_TASK DESCRIPTION_
Find how many lines below hold "Server", and give that number as the entire answer.

[Extracted records]
== Segment start ==

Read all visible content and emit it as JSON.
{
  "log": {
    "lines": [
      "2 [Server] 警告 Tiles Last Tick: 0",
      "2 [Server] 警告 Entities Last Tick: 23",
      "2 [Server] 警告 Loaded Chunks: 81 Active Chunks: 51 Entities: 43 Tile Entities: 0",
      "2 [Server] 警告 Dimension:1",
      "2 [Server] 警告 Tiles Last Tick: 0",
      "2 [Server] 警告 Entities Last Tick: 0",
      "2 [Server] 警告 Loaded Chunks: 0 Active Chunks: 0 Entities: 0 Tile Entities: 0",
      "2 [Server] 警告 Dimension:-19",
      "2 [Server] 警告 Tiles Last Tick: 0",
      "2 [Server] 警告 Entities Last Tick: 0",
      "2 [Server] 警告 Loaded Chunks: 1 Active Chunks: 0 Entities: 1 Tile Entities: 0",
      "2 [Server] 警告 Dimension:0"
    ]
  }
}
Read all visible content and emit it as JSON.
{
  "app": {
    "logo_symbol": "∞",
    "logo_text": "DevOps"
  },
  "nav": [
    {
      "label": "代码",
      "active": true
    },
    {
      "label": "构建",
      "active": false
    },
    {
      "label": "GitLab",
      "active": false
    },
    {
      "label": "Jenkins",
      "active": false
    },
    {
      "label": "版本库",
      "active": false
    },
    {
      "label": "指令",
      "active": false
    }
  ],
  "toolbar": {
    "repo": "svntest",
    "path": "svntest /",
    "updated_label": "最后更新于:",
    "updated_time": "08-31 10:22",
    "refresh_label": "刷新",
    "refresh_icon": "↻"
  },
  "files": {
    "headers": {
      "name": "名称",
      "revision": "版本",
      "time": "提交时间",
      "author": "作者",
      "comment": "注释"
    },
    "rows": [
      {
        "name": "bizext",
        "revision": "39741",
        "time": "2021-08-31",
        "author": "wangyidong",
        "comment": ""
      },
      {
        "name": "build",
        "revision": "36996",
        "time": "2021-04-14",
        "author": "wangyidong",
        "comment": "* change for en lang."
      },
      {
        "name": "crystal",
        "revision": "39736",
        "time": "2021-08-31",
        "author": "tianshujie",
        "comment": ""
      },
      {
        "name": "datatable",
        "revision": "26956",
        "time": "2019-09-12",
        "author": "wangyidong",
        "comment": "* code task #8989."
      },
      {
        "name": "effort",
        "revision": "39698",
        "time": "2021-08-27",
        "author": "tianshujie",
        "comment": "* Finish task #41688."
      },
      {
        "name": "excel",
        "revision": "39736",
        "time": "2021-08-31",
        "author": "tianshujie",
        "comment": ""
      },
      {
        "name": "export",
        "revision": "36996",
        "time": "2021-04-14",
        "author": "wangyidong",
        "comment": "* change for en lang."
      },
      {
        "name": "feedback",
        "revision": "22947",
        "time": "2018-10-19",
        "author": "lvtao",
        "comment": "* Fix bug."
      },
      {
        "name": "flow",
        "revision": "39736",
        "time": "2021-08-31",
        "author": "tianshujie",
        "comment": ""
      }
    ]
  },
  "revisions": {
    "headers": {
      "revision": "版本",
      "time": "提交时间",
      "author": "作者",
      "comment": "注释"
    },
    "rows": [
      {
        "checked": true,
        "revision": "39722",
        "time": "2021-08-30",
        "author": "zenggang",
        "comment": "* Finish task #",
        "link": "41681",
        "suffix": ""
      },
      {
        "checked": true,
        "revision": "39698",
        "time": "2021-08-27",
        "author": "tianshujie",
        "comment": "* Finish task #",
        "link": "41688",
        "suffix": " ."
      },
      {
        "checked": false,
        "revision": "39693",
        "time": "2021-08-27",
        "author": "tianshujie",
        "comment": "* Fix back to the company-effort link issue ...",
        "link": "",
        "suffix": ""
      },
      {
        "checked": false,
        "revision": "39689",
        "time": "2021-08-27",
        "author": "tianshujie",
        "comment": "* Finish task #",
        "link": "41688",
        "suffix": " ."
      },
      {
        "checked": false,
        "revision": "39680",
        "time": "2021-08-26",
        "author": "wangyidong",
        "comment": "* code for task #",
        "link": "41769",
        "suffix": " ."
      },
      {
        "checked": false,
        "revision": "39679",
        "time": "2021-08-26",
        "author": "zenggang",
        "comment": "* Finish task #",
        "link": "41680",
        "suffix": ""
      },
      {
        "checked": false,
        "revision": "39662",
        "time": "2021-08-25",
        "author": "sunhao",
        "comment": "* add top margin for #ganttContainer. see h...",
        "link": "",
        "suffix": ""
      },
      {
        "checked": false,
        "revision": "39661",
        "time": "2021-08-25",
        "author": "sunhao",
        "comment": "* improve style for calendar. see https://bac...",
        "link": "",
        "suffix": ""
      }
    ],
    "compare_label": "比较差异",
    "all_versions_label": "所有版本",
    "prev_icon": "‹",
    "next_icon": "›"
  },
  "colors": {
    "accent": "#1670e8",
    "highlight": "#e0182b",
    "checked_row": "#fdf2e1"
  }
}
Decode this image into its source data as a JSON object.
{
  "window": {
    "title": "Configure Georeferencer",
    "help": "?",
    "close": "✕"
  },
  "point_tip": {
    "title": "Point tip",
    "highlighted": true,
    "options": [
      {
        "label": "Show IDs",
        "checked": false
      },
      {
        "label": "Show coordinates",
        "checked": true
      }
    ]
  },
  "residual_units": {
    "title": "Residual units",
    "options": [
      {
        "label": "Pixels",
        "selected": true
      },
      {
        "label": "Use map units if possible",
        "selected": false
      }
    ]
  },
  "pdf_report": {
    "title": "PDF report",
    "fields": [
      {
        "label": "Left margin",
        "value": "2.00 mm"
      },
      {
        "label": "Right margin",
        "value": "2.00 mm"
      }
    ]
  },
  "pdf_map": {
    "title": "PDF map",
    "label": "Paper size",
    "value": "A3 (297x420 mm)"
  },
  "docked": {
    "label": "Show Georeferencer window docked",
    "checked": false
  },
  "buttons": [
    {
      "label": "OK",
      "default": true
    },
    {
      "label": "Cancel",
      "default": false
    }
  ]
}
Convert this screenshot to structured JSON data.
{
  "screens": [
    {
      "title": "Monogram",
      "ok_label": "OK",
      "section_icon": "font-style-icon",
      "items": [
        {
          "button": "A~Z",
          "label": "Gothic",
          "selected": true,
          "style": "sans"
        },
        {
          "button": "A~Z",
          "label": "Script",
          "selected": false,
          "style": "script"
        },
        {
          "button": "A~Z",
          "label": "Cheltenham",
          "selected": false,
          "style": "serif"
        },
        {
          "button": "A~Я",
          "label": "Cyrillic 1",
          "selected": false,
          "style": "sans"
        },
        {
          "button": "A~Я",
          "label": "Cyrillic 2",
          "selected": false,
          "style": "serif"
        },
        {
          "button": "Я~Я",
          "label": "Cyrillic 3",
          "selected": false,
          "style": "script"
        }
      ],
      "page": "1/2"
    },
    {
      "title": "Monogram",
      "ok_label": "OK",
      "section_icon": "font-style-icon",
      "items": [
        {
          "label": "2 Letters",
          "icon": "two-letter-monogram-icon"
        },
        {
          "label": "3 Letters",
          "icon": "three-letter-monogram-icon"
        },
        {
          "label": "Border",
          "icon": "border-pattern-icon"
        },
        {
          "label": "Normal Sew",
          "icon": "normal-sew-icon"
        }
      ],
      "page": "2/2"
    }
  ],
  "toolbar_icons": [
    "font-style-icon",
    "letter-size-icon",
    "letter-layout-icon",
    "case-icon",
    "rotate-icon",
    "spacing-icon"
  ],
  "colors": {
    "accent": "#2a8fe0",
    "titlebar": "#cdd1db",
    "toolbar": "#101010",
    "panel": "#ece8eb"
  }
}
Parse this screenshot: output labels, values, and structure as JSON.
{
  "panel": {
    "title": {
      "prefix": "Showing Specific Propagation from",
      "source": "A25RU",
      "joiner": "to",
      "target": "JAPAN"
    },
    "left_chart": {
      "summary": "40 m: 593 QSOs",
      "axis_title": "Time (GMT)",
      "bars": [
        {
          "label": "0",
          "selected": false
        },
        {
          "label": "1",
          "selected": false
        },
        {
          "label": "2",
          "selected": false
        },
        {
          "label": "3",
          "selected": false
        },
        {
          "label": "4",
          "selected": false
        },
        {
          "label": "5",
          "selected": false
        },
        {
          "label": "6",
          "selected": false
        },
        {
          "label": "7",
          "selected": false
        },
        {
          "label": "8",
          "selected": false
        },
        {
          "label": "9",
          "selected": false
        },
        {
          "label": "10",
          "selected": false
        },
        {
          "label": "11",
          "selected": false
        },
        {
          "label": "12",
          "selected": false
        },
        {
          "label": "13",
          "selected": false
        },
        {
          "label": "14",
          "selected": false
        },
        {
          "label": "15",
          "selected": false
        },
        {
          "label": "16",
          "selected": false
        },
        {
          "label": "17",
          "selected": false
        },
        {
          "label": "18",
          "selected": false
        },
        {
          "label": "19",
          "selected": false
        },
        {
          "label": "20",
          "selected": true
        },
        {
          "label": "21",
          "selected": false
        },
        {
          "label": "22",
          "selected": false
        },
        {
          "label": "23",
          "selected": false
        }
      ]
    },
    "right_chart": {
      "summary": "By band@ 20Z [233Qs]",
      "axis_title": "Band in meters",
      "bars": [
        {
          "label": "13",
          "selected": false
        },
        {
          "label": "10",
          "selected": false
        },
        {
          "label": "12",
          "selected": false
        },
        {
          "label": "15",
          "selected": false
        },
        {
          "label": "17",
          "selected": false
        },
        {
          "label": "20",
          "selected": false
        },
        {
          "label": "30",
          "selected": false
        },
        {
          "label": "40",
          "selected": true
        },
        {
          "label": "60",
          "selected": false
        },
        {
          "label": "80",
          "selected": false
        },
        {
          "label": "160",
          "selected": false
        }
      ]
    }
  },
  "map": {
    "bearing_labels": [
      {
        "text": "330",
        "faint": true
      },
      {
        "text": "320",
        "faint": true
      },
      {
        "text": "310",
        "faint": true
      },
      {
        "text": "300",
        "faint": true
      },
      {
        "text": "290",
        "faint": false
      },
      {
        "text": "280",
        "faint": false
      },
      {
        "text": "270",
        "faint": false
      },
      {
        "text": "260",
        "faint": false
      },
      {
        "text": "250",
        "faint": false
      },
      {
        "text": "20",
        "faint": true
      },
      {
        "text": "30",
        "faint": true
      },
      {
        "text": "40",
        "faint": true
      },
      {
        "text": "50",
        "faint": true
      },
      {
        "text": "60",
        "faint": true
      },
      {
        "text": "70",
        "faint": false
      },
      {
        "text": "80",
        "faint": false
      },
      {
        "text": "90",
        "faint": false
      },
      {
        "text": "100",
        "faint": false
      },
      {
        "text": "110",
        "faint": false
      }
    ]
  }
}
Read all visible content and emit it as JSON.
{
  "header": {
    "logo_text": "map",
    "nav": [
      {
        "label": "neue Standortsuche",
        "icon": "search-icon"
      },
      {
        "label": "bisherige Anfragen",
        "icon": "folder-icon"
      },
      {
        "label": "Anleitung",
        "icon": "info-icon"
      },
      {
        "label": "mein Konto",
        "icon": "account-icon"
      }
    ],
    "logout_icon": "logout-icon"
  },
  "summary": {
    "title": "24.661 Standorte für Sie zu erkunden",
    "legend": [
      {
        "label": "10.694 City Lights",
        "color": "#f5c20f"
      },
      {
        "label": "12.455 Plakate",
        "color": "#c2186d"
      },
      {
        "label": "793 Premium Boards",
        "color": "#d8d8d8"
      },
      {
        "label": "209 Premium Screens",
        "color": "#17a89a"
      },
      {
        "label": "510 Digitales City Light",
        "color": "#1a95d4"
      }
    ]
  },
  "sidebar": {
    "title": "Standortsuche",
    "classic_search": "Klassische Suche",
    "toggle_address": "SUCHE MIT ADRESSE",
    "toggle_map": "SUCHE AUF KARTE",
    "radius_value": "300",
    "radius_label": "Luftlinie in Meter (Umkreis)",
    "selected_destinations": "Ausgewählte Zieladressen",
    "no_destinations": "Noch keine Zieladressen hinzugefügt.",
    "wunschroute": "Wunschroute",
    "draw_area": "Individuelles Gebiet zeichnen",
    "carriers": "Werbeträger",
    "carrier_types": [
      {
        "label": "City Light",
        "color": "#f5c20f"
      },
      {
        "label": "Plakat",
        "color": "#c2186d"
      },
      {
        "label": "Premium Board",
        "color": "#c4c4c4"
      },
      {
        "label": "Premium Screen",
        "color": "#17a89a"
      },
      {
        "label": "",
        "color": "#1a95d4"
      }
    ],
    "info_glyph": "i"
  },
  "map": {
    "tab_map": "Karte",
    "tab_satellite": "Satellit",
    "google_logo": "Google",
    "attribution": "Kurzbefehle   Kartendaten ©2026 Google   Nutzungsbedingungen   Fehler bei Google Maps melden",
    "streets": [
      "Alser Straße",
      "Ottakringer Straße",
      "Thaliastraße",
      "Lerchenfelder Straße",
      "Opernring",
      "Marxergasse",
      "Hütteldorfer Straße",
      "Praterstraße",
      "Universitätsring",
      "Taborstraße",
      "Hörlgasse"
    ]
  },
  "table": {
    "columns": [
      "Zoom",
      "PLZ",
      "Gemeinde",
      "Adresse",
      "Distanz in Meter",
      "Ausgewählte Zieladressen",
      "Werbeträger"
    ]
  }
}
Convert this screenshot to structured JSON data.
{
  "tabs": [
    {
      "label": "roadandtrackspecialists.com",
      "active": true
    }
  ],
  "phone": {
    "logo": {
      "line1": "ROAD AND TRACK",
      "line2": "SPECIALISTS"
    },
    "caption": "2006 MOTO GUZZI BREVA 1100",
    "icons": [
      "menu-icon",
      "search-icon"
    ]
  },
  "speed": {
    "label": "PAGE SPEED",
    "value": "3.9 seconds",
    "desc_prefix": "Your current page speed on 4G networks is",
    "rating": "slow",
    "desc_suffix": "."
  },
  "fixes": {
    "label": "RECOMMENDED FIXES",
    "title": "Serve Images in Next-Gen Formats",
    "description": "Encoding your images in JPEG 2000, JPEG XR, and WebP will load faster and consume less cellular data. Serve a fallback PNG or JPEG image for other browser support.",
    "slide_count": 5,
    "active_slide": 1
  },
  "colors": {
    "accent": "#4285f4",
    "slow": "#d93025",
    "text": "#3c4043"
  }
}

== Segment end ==

_TASK ANSWER_
12